Happy birthday Stitches Thru Time! Thank you for
encouraging readers and writers for five years, or 1,826 days.
Do you have your 2019 calendar yet? I haven’t
purchased one, but a freebie came in the mail the other day. I was so excited.
Now, I could clean out all the appointment cards and notes stuffed inside my
current calendar. Even this morning, I was planning where I would be in the
spring and checking where the dates fell in the week.
I guess it’s beneficial to be a planner, but as I
scheduled my life nine months in advance, I realized only God truly knows my
Proverbs 27:1 reminds us:
“Do not boast about tomorrow, for you do not know what
a day may bring forth.”
Every day is a gift from God. I know this all too well
as a breast cancer survivor. If you wake up in the morning and your feet hit
the floor, say a prayer of thanks to God. When I speak about the chaos of my
cancer, I speak to the blessing of a new day. Oncology wards bring you face to
face with the reality that tomorrow is not a guarantee.
Okay, we’re celebrating here, so I don’t want to get
too heavy. What can we do to celebrate life?Praise God and thank him for each new day.
Live on God’s schedule and take the detours He places in
our lives. We can be a light to people God puts in our path. A smile. Kind words.
Patience. All of these may seem small, but they can make a difference in
If you’re a Christian writer, stay in the game.

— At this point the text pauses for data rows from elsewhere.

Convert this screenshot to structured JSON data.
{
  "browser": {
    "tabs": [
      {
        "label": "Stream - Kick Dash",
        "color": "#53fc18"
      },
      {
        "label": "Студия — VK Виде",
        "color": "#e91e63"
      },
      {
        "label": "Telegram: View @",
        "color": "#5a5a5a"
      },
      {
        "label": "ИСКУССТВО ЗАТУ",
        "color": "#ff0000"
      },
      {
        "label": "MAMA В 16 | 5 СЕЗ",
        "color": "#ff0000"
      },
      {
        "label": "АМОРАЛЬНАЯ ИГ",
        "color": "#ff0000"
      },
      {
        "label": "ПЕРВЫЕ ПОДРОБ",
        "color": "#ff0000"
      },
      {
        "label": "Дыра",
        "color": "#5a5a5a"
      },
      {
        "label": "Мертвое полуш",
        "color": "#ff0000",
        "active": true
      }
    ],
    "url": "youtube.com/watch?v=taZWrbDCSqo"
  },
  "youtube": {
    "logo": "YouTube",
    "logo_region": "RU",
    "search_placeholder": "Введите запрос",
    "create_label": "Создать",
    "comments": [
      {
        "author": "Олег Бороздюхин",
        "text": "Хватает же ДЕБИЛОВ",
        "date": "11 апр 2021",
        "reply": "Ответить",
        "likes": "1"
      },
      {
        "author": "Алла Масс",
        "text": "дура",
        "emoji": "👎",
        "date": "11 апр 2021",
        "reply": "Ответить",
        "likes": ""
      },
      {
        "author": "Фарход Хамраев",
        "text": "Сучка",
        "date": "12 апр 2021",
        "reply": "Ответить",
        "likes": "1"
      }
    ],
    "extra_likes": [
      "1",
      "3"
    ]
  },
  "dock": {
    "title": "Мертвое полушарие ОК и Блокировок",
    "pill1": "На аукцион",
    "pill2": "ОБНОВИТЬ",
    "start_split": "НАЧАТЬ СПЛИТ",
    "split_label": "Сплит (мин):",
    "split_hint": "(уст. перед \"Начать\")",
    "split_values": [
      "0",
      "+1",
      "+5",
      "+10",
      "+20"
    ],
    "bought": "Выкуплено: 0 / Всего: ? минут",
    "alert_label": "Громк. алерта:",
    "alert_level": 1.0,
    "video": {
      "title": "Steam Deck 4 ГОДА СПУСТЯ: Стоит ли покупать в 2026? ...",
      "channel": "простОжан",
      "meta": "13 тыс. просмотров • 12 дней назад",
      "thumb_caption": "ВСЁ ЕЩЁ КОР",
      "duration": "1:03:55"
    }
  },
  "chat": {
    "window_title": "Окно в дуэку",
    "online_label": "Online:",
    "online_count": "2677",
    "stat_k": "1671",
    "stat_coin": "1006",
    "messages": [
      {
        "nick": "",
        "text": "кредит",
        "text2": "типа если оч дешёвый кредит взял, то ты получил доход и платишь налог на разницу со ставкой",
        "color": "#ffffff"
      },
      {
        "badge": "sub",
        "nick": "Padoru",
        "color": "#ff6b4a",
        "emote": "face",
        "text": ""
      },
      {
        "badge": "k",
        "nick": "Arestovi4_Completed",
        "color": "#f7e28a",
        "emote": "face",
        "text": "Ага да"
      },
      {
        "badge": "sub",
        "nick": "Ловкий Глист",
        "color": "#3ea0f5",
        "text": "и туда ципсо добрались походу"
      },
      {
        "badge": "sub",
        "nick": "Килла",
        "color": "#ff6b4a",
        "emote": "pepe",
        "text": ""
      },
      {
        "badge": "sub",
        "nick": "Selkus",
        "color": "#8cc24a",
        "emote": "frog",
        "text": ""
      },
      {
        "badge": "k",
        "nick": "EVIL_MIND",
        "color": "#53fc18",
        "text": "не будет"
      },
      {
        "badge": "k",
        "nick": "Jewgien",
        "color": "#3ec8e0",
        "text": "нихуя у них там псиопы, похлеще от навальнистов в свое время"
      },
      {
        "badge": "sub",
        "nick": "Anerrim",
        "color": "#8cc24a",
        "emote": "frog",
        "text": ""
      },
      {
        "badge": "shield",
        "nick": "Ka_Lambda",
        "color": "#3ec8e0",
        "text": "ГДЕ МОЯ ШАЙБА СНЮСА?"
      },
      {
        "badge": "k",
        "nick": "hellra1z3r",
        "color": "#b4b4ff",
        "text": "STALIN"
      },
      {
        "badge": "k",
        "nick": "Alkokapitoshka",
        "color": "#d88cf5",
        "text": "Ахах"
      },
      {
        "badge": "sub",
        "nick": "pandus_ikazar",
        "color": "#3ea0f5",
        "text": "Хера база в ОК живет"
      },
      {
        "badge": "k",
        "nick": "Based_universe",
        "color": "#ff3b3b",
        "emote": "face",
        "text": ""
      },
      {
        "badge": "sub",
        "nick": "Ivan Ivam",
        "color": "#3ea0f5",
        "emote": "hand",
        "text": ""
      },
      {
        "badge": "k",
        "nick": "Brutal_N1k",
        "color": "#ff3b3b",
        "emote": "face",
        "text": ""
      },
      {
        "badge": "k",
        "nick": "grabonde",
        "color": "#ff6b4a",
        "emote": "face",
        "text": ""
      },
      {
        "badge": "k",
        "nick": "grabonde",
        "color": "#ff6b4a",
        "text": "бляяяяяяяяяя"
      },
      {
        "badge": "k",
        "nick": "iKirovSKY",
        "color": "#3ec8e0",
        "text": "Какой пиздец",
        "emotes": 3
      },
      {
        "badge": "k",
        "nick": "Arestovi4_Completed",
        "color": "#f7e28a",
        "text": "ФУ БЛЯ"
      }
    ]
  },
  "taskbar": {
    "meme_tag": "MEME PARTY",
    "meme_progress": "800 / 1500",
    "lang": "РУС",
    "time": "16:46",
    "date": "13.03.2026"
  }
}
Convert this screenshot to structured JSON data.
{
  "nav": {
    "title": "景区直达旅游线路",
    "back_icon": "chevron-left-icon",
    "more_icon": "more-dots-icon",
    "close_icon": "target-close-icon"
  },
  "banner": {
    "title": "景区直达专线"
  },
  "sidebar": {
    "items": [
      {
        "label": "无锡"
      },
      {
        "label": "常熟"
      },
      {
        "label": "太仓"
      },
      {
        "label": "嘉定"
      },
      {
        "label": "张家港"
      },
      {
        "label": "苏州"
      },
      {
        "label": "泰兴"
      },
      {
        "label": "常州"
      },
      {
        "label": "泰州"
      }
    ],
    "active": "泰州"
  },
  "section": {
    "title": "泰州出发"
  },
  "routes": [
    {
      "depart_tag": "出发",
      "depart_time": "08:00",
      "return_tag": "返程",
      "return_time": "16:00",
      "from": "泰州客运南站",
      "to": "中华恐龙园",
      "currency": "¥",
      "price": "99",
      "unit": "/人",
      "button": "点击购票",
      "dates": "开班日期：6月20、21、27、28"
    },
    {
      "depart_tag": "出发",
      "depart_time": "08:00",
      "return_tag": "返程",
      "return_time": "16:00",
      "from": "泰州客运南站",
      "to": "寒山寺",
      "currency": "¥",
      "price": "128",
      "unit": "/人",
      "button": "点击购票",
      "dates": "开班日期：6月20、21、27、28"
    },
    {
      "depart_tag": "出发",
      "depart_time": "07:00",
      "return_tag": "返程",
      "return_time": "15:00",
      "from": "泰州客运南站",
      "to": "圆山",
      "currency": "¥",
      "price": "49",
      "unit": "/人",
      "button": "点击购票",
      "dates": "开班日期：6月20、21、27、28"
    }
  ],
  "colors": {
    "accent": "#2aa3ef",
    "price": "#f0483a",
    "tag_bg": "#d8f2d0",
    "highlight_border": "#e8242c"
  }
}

Write
out of a passion for your story and a passion to influence this world for
Make time for prayer, worship, Bible reading, Bible

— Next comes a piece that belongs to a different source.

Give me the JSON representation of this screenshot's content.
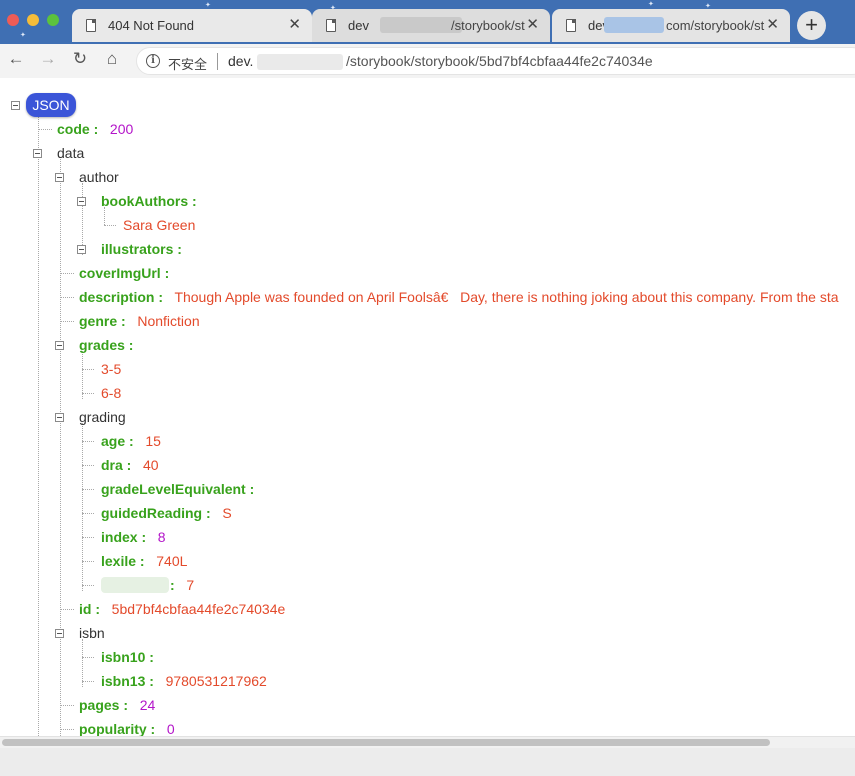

study, mentoring, and encouraging others. These can get left off a busy
calendar and we need to fill our spiritual tanks, so we can zoom into the next
When your freebie calendar comes in the mail, remember
God is the true organizer of our days. Don’t forget to pencil some time in for
Him and leave time for some spiritual detours. You never know what activities God
has planned for you in 2019.
How do you keep your focus on God when your calendar
looks like doodle art?
Barbara M. Britton lives in Wisconsin and writes
Christian Fiction for teens and adults. She has a nutrition degree from Baylor
University but loves to dip healthy strawberries in chocolate. Barbara brings
little-known Bible characters to light in her Tribes of Israel series. She is a
member of RWA, WisRWA, SCBWI and ACFW. Find out more about Barb and her books
Leave a comment and you will be entered into a drawing
for one of Barb’s books (reader’s choice).